The Great War started a hundred years ago. What is the link between your story in Silver Light and that war?
My story is mostly set in the First World War trenches and, particularly, in No Man’s Land. I studiously researched the story – more on that later.
What concerns did you have when it came to writing your story, how you planned to cover the subject matter? Were you worried that the anthology might have become too much like a regular “horror” book?
My concern was to have a believable underpinning layer of the horror of combat and thus ground the story in historical realism. It’s the First World War, millions died and suffered horribly and there’s no escaping or disguising that fact. However, one must also make an imaginative leap – and I believe that my story does that – otherwise one is simply regurgitating Wilfred Owen, Robert Graves, et al.
As for the anthology becoming too much of a regular horror book, that’s really the editor’s and the publisher’s concern in this instance, not a worry for an individual contributing author. I have been to a few events this year marking the commemoration of the outbreak of World War One and, simply and selfishly, it was my wish and intention to place my story in this Great War themed anthology as my own statement regarding the conflict.
When writing stories what’s your usual arena (SF, fantasy, historical, etc)? Did writing (your story) for Silver Light create difficulties because of the change to the war genre?

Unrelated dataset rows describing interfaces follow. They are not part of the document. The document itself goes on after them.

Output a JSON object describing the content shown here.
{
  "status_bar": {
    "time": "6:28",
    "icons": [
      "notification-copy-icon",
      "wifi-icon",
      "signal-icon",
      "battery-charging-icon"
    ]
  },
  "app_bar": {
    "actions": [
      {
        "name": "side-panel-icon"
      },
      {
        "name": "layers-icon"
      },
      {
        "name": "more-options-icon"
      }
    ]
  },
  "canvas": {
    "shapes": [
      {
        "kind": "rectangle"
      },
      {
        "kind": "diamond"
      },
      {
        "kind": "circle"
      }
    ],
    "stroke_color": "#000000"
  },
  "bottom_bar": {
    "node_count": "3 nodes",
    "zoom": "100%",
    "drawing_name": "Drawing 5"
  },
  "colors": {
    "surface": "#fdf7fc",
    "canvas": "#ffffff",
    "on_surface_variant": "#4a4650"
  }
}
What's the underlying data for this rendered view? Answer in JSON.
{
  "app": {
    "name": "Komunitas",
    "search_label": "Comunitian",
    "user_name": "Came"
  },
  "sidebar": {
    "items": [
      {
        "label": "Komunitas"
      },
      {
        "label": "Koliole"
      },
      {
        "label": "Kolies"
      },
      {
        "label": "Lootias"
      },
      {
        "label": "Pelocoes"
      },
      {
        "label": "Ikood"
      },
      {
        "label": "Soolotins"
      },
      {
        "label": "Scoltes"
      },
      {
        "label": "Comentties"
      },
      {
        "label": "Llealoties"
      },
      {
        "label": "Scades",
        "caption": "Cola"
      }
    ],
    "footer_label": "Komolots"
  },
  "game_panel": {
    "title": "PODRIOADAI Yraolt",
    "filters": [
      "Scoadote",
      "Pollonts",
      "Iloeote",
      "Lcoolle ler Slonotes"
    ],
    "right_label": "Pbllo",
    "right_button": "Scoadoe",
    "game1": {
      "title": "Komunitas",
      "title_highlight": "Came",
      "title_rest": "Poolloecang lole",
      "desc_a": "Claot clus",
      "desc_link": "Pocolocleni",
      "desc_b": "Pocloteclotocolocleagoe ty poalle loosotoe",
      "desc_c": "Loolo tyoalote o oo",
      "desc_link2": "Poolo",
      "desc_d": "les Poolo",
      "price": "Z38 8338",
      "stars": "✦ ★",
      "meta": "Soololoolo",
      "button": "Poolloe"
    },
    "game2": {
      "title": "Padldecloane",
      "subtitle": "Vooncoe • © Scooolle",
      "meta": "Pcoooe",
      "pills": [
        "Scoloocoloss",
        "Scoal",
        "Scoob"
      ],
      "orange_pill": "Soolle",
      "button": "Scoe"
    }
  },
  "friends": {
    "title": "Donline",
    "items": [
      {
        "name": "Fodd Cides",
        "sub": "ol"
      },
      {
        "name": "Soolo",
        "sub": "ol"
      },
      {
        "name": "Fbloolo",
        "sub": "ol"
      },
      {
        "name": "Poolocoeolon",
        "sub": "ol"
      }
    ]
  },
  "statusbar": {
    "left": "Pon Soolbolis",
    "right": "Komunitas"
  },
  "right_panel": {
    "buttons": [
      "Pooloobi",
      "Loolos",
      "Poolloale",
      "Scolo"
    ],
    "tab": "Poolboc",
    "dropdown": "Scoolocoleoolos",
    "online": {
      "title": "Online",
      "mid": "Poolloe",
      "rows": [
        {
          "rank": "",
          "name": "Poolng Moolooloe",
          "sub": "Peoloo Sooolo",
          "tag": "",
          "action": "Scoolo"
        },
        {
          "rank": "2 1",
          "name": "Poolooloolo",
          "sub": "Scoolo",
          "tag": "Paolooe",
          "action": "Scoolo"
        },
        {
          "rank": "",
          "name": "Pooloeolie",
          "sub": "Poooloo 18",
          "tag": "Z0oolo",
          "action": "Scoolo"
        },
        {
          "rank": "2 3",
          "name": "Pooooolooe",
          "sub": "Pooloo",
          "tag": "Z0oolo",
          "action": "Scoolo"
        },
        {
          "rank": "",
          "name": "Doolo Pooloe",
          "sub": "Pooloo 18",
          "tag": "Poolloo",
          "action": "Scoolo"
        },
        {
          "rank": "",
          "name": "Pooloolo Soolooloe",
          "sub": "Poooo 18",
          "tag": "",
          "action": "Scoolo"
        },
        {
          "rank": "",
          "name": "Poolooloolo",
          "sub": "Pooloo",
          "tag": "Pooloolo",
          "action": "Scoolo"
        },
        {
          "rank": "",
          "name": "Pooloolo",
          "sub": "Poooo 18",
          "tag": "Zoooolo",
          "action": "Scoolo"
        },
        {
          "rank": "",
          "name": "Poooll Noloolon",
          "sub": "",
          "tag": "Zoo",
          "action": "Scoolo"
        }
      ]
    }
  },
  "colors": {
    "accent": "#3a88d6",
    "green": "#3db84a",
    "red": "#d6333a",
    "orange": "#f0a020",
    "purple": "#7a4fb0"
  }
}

My usual arena is Slipstream, which is a descendant of Magic Realism and New Wave Science Fiction. My story is Slipstream with a First World War setting. My story “Somme-Nambula” already existed and all I did was tweak it very slightly when submitting it – spotting one long-standing misspelling in the process, thankfully.
What’s your preferred choice of reading matter? And do you rather go for novels or short stories?
It took me a few years of my reading life to accept that my preferred reading and writing matter is short fiction. I suppose all those years devouring J. G. Ballard should have given me a clue earlier. These days, I love a good themed anthology – either reading it or editing it. There are so many writers that I would like to name check whose work I admire but here are a few: Nina Allan, Brian Aldiss, J. G. Ballard, Kurt Vonnegut, Joel Lane, Doug Thompson, Ralph Robert Moore, Andrew Hook, Megan Kerr … sorry to all those I haven’t listed, I do appreciate all of you.
Which writer would you invite to dinner, and why?
I have met many of my idols. Some of the writers – alive or dead – that I particularly admire might make interesting but also rather awkward dinner guests with their culinary, beverage and illicit drugs tastes. (I’m thinking prime era William Burroughs, for instance). If I were allowed to bombard them with queries about editing, I would perhaps invite Michael Moorcock or Harlan Ellison or Judith Merril. But if I have to just invite one person, I would choose the late Robert Calvert – poet, singer, songwriter, playwright, novelist, best known for his association with Hawkwind. He remains my touchstone and a major influence on everything I do.
What other question should I have asked?
The question that you should have posed is: How much research did the writer undertake? I conducted a lot of research for my story “Somme-Nambula”, gobbling up tomes such as Goodbye To All That, All Quiet on the Western Front, historical books, and, of course, the poetry of Wilfred Owen, Siegfried Sassoon and so forth. A particularly huge influence was Richard Attenborough’s film of Oh! What A Lovely War. I remember seeing this as a kid and the scene that remained with me forever is Brother Bertie singing “Goodbyee” whilst riding a toy train on Brighton Pier. Anyone who’s read my story will detect the influence.
I should note that my story is not brand new so this research took place many years back. “Somme-Nambula” previously featured in an issue of The Third Alternative but the editor Andy Cox moved parts into side bars and generally re-sequencing the novelette. Fortunately, I was able to republish the story in its correct form in my collection Somnambulists (Elastic Press, 2004) and I’m thrilled to bring it to a new audience in Kneeling in the Silver Light.
Anything exciting happening on your literary horizon?
Absolutely loads. My debut poetry collection Dreaming Spheres: Poems of the Solar System written in collaboration with Sarah Doyle was published by PS Publishing and was launched at FantasyCon earlier this year.
I am currently guest editing an issue of the online magazine Sein und Werden with the theme “The Restless Consumer”.
Next year (2015) will see my latest anthology Sensorama: Stories of the Senses appear from Eibonvale Press. Plus on 1st March 2015, I will be opening for submissions for a new anthology Creeping Crawlers, which I’m doing for David Sutton’s Shadow Press. Those are just the tip of the iceberg.